The species of camel which was in common use among the Jews and the heathen nations of Palestine was the Arabian or one-humped camel, Camelus arabicus . The dromedary is a swifter animal than the baggage-camel, and is used chiefly for riding purposes; it is merely a finer breed than the other. The Arabs call it the heirie . The speed, of the dromedary has been greatly exaggerated, the Arabs asserting that it is swifter than the horse. Eight or nine miles an hour is the utmost it is able to perform; this pace, however, it is able to keep up for hours together. The Arabian camel carries about 500 pounds. "The hump on the camel's back is chiefly a store of fat, from which the animal draws as the wants of his system require; and the Arab is careful to see that the hump is in good condition before a long journey. Another interesting adaptation is the thick sole which protects the foot of the camel from the burning sand. The nostrils may be closed by valves against blasts of sand. Most interesting is the provision for drought made by providing the second stomach with great cells in which water is long retained. Sight and smell is exceedingly acute in the camel."-Johnson's Encyc. It is clear from (Genesis 12:16) that camels were early known to the Egyptians. The importance of the camel is shown by (Genesis 24:64; 37:25; Judges 7:12; 1 Samuel 27:9; 1 Kings 19:2; 2 Chronicles 14:15; Job 1:3; Jeremiah 49:29,32) and many other texts. John the Baptist wore a garment made of camel hair, (Matthew 3:4; Mark 1:6) the coarser hairs of the camel; and some have supposed that Elijah was clad in a dress of the same stuff.
  
Smith's Bible Dictionary (1884) , by William Smith. About

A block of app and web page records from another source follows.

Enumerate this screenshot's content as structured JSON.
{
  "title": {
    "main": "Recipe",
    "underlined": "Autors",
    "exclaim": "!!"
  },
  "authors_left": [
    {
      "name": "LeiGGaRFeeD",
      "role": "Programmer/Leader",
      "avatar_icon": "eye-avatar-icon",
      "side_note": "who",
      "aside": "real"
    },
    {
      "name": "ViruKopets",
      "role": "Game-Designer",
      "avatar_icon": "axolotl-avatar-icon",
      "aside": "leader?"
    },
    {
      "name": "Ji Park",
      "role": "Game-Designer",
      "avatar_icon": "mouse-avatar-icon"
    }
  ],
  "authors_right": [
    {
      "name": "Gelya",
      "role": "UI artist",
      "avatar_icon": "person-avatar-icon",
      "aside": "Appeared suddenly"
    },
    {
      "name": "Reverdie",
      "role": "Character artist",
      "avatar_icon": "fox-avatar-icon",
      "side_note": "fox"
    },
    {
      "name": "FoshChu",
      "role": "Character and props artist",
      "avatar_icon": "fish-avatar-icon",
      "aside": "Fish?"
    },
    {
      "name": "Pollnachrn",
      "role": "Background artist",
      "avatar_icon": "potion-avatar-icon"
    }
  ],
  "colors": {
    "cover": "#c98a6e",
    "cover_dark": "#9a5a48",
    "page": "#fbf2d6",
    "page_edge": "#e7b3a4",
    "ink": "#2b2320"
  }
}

Hitchcock's Bible Names Dictionary
wares; a camel
  
Hitchcock's Bible Names Dictionary (1869) , by Roswell D. Hitchcock. About